Task requirements:
Which lines in the records below contain the word "Support"? Copy each one out.

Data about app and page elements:
****

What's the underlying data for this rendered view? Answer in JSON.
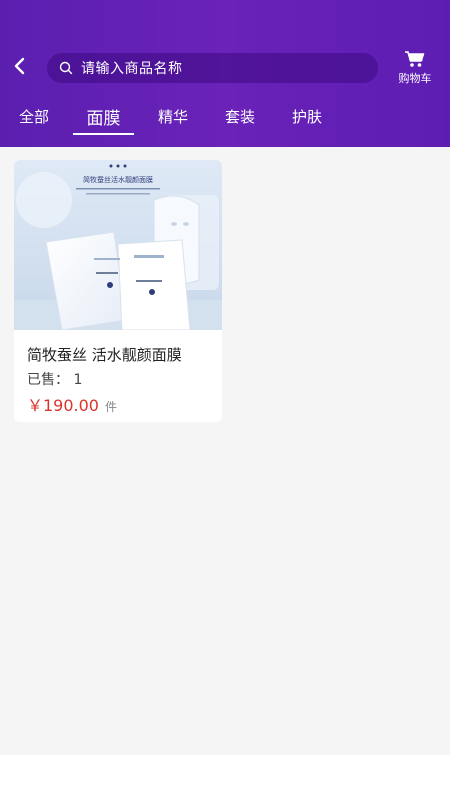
{
  "header": {
    "search_placeholder": "请输入商品名称",
    "cart_label": "购物车",
    "accent_color": "#6a22b8"
  },
  "tabs": [
    {
      "label": "全部"
    },
    {
      "label": "面膜"
    },
    {
      "label": "精华"
    },
    {
      "label": "套装"
    },
    {
      "label": "护肤"
    }
  ],
  "active_tab": "面膜",
  "products": [
    {
      "image_caption": "简牧蚕丝活水靓颜面膜",
      "title": "简牧蚕丝 活水靓颜面膜",
      "sold_label": "已售：",
      "sold_count": "1",
      "price": "￥190.00",
      "unit": "件"
    }
  ],
  "icons": {
    "back": "chevron-left-icon",
    "search": "search-icon",
    "cart": "cart-icon"
  },
  "colors": {
    "price": "#d9342b",
    "background": "#f5f5f5"
  }
}
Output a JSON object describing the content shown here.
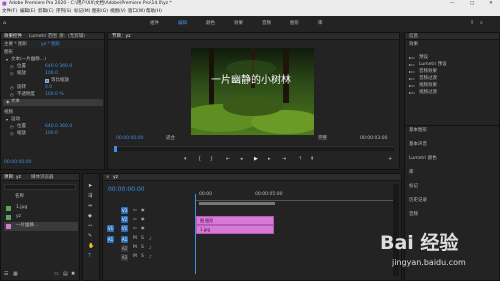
{
  "window": {
    "title": "Adobe Premiere Pro 2020 - C:\\用户\\XX\\文档\\Adobe\\Premiere Pro\\14.0\\yz *",
    "controls": [
      "—",
      "□",
      "✕"
    ]
  },
  "menu": [
    "文件(F)",
    "编辑(E)",
    "剪辑(C)",
    "序列(S)",
    "标记(M)",
    "图形(G)",
    "视图(V)",
    "窗口(W)",
    "帮助(H)"
  ],
  "workspace": {
    "tabs": [
      "组件",
      "编辑",
      "颜色",
      "效果",
      "音频",
      "图形",
      "库"
    ],
    "active": "编辑"
  },
  "effect_controls": {
    "tabs": [
      "效果控件",
      "Lumetri 范围",
      "源：(无剪辑)",
      "音频剪辑混合器"
    ],
    "clip_row": [
      "主要 * 图形",
      "yz * 图形"
    ],
    "sections": [
      {
        "label": "图形",
        "level": 0
      },
      {
        "label": "文本(一片幽静…)",
        "level": 1
      },
      {
        "label": "位置",
        "value": "640.0  360.0",
        "level": 2
      },
      {
        "label": "缩放",
        "value": "100.0",
        "level": 2
      },
      {
        "label": "",
        "checkbox": "等比缩放",
        "level": 2
      },
      {
        "label": "旋转",
        "value": "0.0",
        "level": 2
      },
      {
        "label": "不透明度",
        "value": "100.0 %",
        "level": 2
      },
      {
        "label": "文本",
        "level": 1
      },
      {
        "label": "视频",
        "level": 0
      },
      {
        "label": "运动",
        "level": 1
      },
      {
        "label": "位置",
        "value": "640.0  360.0",
        "level": 2
      },
      {
        "label": "缩放",
        "value": "100.0",
        "level": 2
      }
    ],
    "timecode": "00:00:00:00"
  },
  "program": {
    "tab": "节目：yz",
    "overlay_text": "一片幽静的小树林",
    "timecode_left": "00:00:00:00",
    "fit": "适合",
    "quality": "完整",
    "timecode_right": "00:00:03:00",
    "controls": [
      "marker-icon",
      "in-icon",
      "out-icon",
      "step-back-icon",
      "frame-back-icon",
      "play-icon",
      "frame-forward-icon",
      "step-forward-icon",
      "lift-icon",
      "extract-icon",
      "export-frame-icon"
    ]
  },
  "right_panel": {
    "sections": [
      "信息",
      "效果",
      "基本图形",
      "基本声音",
      "Lumetri 颜色",
      "库",
      "标记",
      "历史记录",
      "音频"
    ],
    "effects_items": [
      "预设",
      "Lumetri 预设",
      "音频效果",
      "音频过渡",
      "视频效果",
      "视频过渡"
    ]
  },
  "project": {
    "tabs": [
      "项目: yz",
      "媒体浏览器"
    ],
    "search_placeholder": "",
    "header": "名称",
    "items": [
      {
        "name": "1.jpg",
        "color": "#5aa55a"
      },
      {
        "name": "yz",
        "color": "#5aa55a"
      },
      {
        "name": "一片幽静…",
        "color": "#d07ad0"
      }
    ],
    "footer_icons": [
      "list-view-icon",
      "icon-view-icon",
      "new-bin-icon",
      "new-item-icon",
      "trash-icon"
    ]
  },
  "timeline": {
    "tab": "yz",
    "timecode": "00:00:00:00",
    "ruler": [
      "00:00",
      "00:00:05:00"
    ],
    "video_tracks": [
      "V3",
      "V2",
      "V1"
    ],
    "audio_tracks": [
      "A1",
      "A2",
      "A3"
    ],
    "source_patch": [
      "V1",
      "A1"
    ],
    "clips": [
      {
        "track": "V2",
        "label": "一片幽静的小树林",
        "short": "图 图形"
      },
      {
        "track": "V1",
        "label": "1.jpg",
        "short": "1.jpg"
      }
    ]
  },
  "watermark": {
    "brand": "Bai 经验",
    "url": "jingyan.baidu.com"
  },
  "colors": {
    "accent": "#3f8fe5",
    "clip_pink": "#d67ad6",
    "bg": "#1d1d1d"
  }
}
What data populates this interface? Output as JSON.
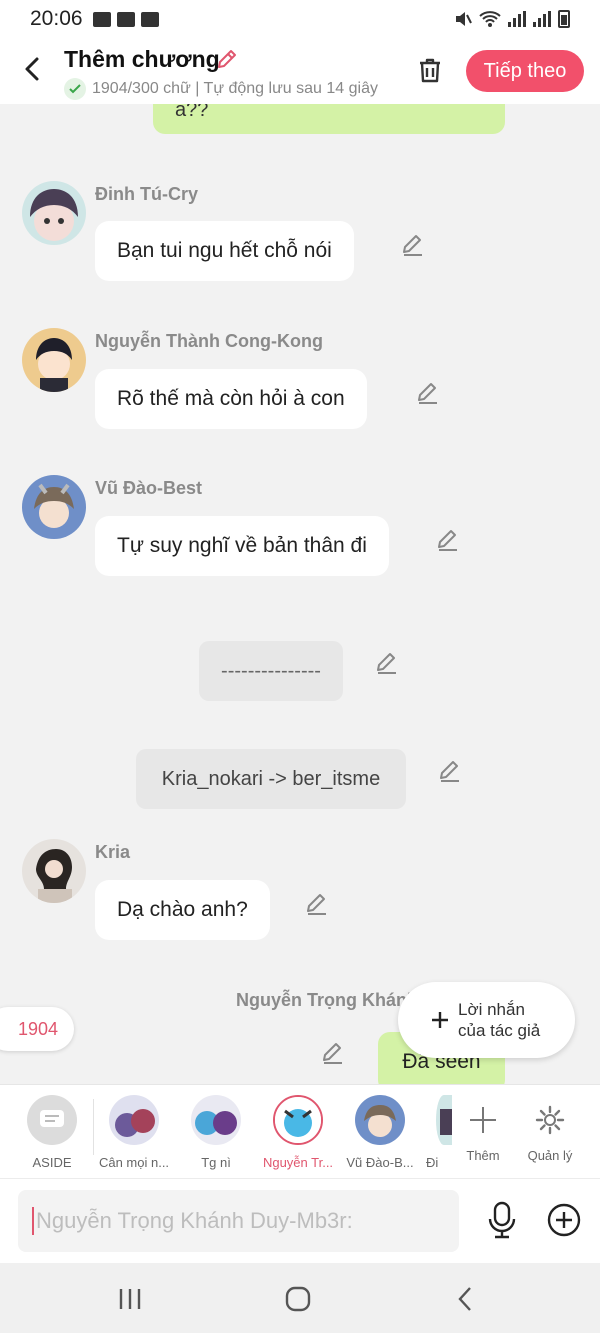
{
  "status_bar": {
    "time": "20:06"
  },
  "header": {
    "title": "Thêm chương",
    "subtitle": "1904/300 chữ | Tự động lưu sau 14 giây",
    "next_label": "Tiếp theo"
  },
  "messages": {
    "partial_top": "a??",
    "dinh": {
      "name": "Đinh Tú-Cry",
      "text": "Bạn tui ngu hết chỗ nói"
    },
    "nguyen_thanh": {
      "name": "Nguyễn Thành Cong-Kong",
      "text": "Rõ thế mà còn hỏi à con"
    },
    "vu_dao": {
      "name": "Vũ Đào-Best",
      "text": "Tự suy nghĩ về bản thân đi"
    },
    "divider": "---------------",
    "rename": "Kria_nokari -> ber_itsme",
    "kria": {
      "name": "Kria",
      "text": "Dạ chào anh?"
    },
    "nguyen_trong": {
      "name": "Nguyễn Trọng Khánh",
      "text": "Đã seen"
    }
  },
  "word_count_pill": "1904",
  "author_note": {
    "line1": "Lời nhắn",
    "line2": "của tác giả"
  },
  "characters": [
    {
      "label": "ASIDE"
    },
    {
      "label": "Cân mọi n..."
    },
    {
      "label": "Tg nì"
    },
    {
      "label": "Nguyễn Tr..."
    },
    {
      "label": "Vũ Đào-B..."
    },
    {
      "label": "Đi"
    }
  ],
  "strip_actions": {
    "add": "Thêm",
    "manage": "Quản lý"
  },
  "input": {
    "placeholder": "Nguyễn Trọng Khánh Duy-Mb3r:"
  },
  "colors": {
    "accent": "#f2506b",
    "green_bubble": "#d4f2a6",
    "pink_text": "#e0566e"
  }
}
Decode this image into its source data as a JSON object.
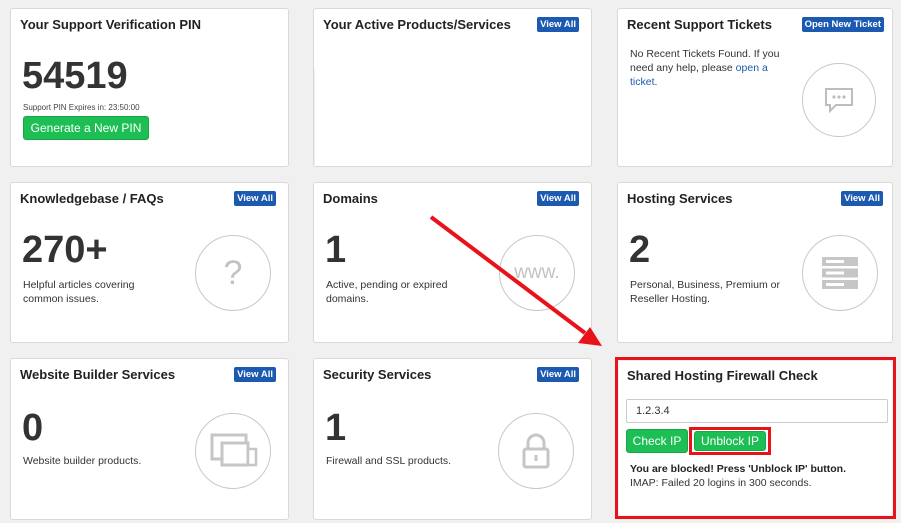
{
  "pin_card": {
    "title": "Your Support Verification PIN",
    "pin": "54519",
    "expires": "Support PIN Expires in: 23:50:00",
    "generate_label": "Generate a New PIN"
  },
  "products_card": {
    "title": "Your Active Products/Services",
    "view_all": "View All"
  },
  "tickets_card": {
    "title": "Recent Support Tickets",
    "open_new": "Open New Ticket",
    "text": "No Recent Tickets Found. If you need any help, please",
    "link": "open a ticket",
    "period": "."
  },
  "kb_card": {
    "title": "Knowledgebase / FAQs",
    "view_all": "View All",
    "count": "270+",
    "desc_line1": "Helpful articles covering",
    "desc_line2": "common issues.",
    "icon_glyph": "?"
  },
  "domains_card": {
    "title": "Domains",
    "view_all": "View All",
    "count": "1",
    "desc_line1": "Active, pending or expired",
    "desc_line2": "domains.",
    "icon_text": "www."
  },
  "hosting_card": {
    "title": "Hosting Services",
    "view_all": "View All",
    "count": "2",
    "desc_line1": "Personal, Business, Premium or",
    "desc_line2": "Reseller Hosting."
  },
  "builder_card": {
    "title": "Website Builder Services",
    "view_all": "View All",
    "count": "0",
    "desc_line1": "Website builder products."
  },
  "security_card": {
    "title": "Security Services",
    "view_all": "View All",
    "count": "1",
    "desc_line1": "Firewall and SSL products."
  },
  "firewall_card": {
    "title": "Shared Hosting Firewall Check",
    "ip_value": "1.2.3.4",
    "check_label": "Check IP",
    "unblock_label": "Unblock IP",
    "blocked_msg": "You are blocked! Press 'Unblock IP' button.",
    "detail_msg": "IMAP: Failed 20 logins in 300 seconds."
  },
  "colors": {
    "accent_blue": "#1c59b0",
    "green": "#1dbf54",
    "highlight_red": "#e8121b"
  }
}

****

Answer for this exercise:
    "title": "Your Support Verification PIN",
    "expires": "Support PIN Expires in: 23:50:00",
    "title": "Recent Support Tickets",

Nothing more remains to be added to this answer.